Consider switching to an ergonomic gaming mouse and keyboard. Though they might take some getting used to, they’re significantly better for your hands in the long run.
When buying an ergonomic mouse, look for one that fits your hand properly. It should be light enough with adjustable DPI to change the mouse cursor’s sensitivity. You might consider a vertical gaming mouse that induces less wrist rotation when you hold it to minimize the chances of developing carpal tunnel syndrome.
Meanwhile, mechanical keyboards are great for gamers due to their low-resistant, super responsive mechanical keys. Split keyboards can also solve the issue of wrist pronation by letting you angle the two halves separately.
If you’re a leftie, there are keyboards and mice especially designed for people like you.
5. Position your Keyboard Properly
An incorrectly placed keyboard forces your wrists and arms to assume awkward positions when gaming or typing in general. Over time this can lead to arm and wrist injuries. Follow the below advice to position your keyboard properly:
- Place your keyboard in front of you. It should be within easy reach. Your elbows should be at your sides while typing.
- When centering a keyboard with a number pad, base it on the letters. This means that the letter B is the center point.
- Tilt your keyboard away from you using a keyboard with a negative tilt of about 15°.
- Use a keyboard tray or drawer to keep your forearms parallel to the floor if needed.
6. Look for a Chair with a High Back
Any gamer will tell you that the first thing usually aches after a long gaming session is his/her neck and back. That’s why getting a chair with good back coverage is crucial.
Ergonomists recommend chairs with a high back if you have back issues instead of a mid or low-back one. They support your entire upper body as you lean back, from your head, cervical spine, to your back. Most gaming chairs are high-back chairs.
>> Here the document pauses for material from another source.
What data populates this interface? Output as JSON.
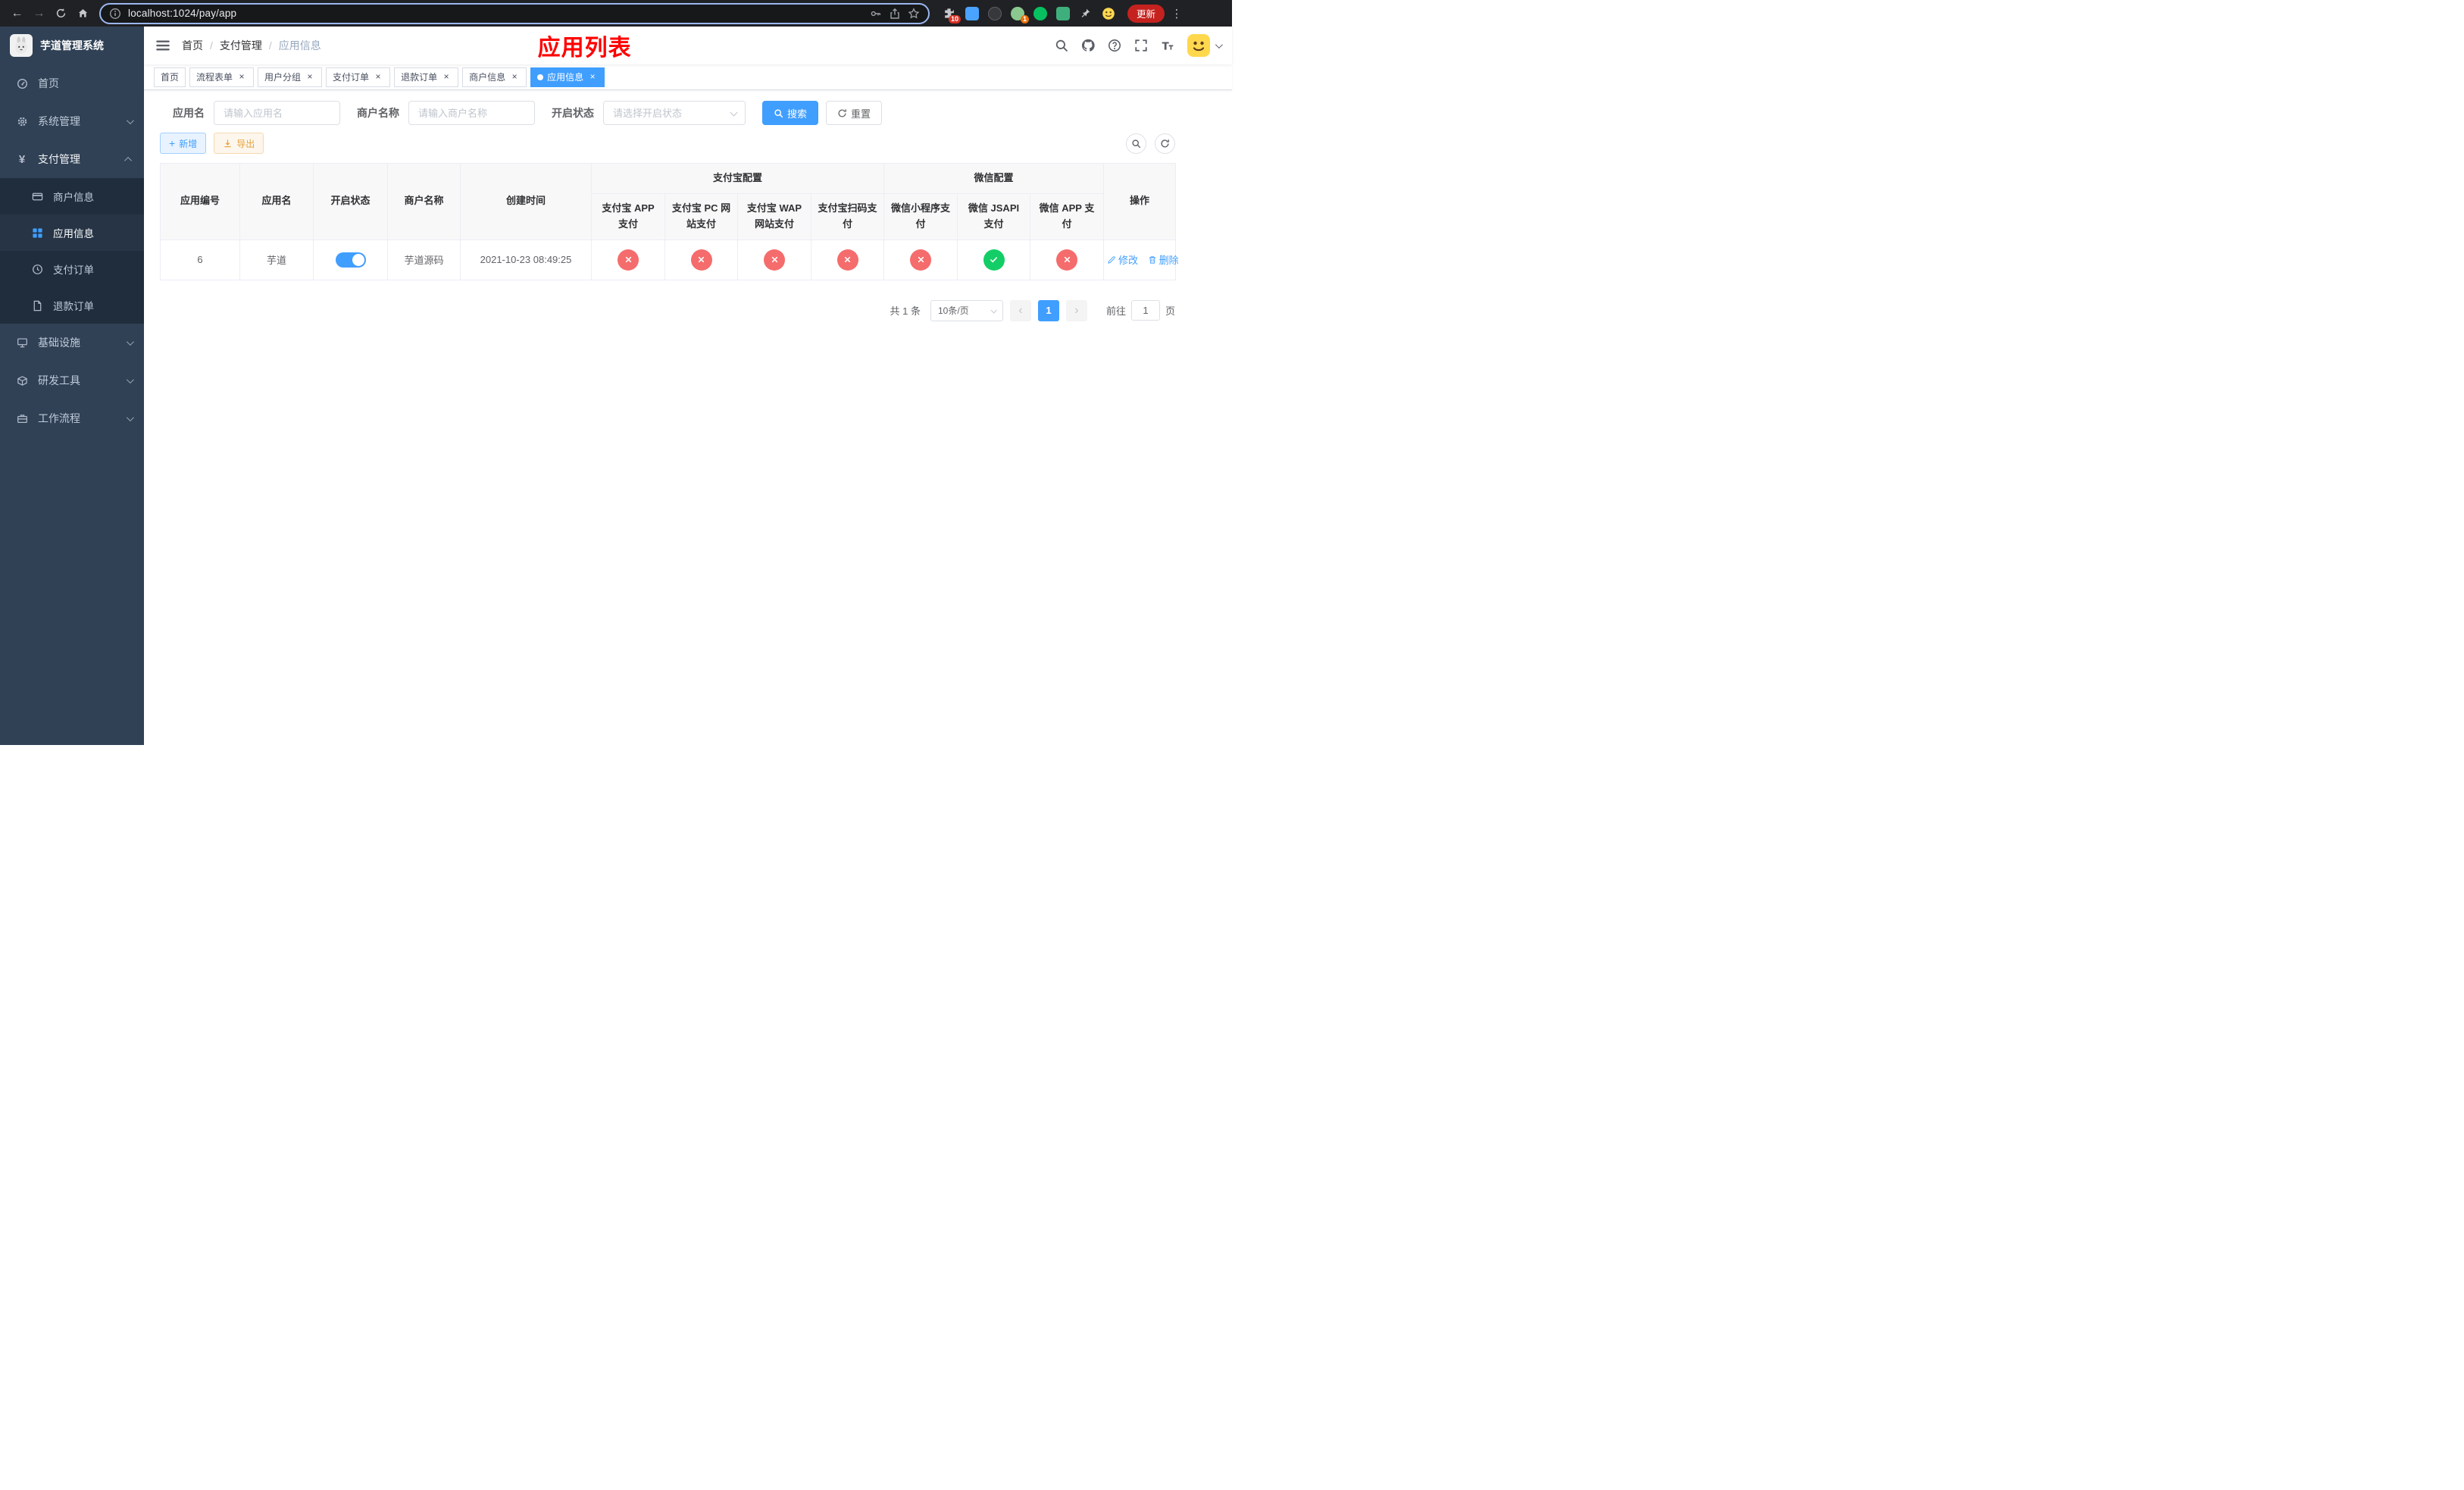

7. Learn to Adjust Your Seat Height Properly
When your seat is too low, your thighs will not rest flat on the chair, adding pressure to your hips and lower back. If it’s too high, your feet might dangle, cutting off the blood flow under your thighs. These issues can lead to conditions like sacroiliac joint dysfunction, sciatica, or lower crossed syndrome.
Adjust your seat height so your two feet are comfortably resting on the ground and your knees are at a 90-degree angle.
8. Stretch Often
The most important thing that will keep you healthy as a gamer is to take frequent short breaks. Stand up, take a quick walk, and stretch in between matches. These microbreaks will give your body a reprieve from sitting and boost your blood flow.
Here are a couple of stretches that you can do during your breaks.
Hand Stretching Routine
This exercise for the hands and wrist is simple yet effective in keeping carpal tunnel syndrome away.
- Raise your arms in front of you.
- Lift your hands and fan out your fingers.
- Hold this position for a few seconds.
- Clench your fist and squeeze.
- Hold this position for a few seconds.
- Rotate your wrists inwards to make 3 circles.
- Do this again, this time rotating your wrists outwards.
- Repeat this routine twice.
Standing Side Trunk Stretch
This refreshing stretch will release the pent-up tension in your back and obliques.
- Stand upright.
- Interlock your fingers.
- Raise your hands towards the ceiling with your palms up.
- Keep your elbows straight.
- Slowly bend your torso as far as you can to your right.
- Hold for a few seconds.
- Do the same for your left side.